ASSIGNED TASK: What lines below mention the word "name"? Copy each one.

RAW DATA:
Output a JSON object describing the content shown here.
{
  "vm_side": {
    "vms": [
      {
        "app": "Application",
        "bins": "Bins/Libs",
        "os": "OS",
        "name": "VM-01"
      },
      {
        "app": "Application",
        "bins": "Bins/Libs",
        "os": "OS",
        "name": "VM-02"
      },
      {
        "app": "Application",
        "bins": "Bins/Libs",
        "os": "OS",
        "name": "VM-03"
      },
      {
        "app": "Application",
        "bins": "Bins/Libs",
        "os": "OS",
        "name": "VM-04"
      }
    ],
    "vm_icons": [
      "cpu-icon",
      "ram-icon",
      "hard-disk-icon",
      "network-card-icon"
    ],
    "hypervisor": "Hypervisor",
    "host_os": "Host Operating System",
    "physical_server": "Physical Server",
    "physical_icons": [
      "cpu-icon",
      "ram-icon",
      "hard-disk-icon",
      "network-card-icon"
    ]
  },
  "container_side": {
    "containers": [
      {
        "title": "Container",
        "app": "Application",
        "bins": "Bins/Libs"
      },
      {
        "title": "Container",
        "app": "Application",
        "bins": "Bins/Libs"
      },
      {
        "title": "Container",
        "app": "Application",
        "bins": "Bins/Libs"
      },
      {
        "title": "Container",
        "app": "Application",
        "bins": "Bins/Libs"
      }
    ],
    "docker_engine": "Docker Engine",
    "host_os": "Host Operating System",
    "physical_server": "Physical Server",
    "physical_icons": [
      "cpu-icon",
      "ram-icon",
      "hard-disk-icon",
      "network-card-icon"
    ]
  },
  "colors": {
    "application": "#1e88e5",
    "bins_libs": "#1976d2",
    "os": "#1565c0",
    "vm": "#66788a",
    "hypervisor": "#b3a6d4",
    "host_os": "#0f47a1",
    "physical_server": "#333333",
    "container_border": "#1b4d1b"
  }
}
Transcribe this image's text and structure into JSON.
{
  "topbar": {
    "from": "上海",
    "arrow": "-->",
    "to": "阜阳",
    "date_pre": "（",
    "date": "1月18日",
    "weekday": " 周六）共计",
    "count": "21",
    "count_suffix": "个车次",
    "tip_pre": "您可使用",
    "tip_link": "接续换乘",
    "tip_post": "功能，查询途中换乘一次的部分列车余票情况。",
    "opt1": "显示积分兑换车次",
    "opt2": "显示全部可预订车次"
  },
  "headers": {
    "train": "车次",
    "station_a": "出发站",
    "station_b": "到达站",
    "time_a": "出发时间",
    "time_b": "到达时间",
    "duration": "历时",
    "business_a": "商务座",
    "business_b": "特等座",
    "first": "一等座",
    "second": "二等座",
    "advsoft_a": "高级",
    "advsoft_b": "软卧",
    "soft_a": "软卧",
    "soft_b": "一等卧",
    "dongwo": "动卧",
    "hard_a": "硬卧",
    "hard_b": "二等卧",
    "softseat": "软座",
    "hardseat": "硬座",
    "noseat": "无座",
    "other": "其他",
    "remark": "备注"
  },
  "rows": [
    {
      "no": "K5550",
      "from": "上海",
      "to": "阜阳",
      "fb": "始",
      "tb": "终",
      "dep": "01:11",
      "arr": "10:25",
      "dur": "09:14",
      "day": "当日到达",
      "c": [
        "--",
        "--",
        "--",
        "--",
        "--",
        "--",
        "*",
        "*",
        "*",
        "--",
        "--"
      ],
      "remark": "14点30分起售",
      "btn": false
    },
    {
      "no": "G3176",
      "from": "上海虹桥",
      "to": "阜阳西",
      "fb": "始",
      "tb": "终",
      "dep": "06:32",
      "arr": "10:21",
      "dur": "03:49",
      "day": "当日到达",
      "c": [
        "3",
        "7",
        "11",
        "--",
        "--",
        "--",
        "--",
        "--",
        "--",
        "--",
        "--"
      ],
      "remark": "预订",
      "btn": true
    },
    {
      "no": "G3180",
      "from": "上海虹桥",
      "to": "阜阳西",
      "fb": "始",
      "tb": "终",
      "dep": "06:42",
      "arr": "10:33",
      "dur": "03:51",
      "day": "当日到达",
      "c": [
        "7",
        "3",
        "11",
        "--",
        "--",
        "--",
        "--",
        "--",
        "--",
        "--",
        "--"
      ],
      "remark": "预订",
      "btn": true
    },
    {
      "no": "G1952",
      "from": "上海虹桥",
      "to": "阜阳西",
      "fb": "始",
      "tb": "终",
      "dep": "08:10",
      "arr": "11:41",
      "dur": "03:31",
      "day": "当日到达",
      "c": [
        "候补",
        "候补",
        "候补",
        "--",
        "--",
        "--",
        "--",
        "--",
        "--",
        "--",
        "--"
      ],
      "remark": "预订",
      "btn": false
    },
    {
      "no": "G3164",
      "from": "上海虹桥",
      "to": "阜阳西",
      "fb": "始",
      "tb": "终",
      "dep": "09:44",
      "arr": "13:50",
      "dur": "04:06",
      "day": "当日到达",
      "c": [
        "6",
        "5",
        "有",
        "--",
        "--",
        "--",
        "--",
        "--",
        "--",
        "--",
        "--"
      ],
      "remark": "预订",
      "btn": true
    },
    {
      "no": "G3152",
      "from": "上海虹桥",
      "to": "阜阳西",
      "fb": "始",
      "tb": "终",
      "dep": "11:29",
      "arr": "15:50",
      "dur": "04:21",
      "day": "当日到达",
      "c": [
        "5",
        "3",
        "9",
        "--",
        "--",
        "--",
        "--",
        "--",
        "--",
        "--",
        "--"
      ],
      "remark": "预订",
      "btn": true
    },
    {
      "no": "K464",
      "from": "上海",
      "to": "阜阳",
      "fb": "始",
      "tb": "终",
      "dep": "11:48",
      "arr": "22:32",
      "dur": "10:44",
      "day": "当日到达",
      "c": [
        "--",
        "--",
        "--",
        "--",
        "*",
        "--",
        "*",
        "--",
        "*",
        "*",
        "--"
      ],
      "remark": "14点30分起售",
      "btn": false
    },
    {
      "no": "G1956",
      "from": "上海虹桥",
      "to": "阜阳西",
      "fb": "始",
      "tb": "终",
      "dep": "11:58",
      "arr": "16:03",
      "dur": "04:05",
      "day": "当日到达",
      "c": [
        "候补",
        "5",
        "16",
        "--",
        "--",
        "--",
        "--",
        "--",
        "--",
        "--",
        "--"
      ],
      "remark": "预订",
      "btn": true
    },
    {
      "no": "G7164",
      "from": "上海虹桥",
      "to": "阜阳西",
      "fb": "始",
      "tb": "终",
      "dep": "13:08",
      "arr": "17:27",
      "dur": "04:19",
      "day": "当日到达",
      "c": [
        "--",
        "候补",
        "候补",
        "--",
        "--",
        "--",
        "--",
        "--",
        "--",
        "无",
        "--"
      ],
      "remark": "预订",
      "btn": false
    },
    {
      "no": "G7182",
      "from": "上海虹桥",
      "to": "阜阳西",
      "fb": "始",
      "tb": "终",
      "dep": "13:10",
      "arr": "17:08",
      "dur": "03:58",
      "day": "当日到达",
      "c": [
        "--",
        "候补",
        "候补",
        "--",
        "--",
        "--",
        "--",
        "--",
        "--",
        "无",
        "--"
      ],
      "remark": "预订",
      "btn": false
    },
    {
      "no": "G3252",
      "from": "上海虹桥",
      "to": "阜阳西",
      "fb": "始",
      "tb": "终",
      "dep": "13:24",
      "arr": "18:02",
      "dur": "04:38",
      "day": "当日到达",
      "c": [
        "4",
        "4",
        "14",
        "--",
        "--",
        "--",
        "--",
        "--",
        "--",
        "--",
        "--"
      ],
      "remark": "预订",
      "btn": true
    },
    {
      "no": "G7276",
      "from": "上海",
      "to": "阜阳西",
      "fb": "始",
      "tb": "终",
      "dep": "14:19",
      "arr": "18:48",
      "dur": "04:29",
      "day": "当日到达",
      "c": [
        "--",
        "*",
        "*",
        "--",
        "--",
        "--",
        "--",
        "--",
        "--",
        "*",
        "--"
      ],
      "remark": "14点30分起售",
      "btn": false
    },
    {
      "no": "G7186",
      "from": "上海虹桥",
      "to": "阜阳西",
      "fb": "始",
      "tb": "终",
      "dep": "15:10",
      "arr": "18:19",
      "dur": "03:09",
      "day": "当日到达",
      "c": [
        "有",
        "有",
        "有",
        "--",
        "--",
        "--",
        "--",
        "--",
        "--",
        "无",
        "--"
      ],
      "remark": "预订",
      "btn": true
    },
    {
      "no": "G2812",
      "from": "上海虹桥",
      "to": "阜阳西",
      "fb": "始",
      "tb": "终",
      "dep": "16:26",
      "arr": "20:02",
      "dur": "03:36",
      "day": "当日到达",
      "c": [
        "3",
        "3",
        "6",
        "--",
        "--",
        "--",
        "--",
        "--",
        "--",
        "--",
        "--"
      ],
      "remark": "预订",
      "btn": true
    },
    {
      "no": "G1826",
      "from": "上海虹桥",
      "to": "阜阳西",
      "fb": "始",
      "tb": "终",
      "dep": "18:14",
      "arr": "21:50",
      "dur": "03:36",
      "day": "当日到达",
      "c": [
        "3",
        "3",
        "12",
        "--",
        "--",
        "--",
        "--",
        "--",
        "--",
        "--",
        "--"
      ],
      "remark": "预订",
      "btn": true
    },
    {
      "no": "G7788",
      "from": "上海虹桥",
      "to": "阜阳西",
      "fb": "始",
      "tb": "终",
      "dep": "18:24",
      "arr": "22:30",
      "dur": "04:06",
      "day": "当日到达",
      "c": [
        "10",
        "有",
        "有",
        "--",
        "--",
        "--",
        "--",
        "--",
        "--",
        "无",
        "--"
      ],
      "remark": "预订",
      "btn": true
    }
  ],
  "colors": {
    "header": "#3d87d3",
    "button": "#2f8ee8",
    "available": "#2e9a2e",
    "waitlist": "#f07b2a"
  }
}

RESULT FOR THIS EXERCISE:
        "name": "VM-01"
        "name": "VM-02"
        "name": "VM-03"
        "name": "VM-04"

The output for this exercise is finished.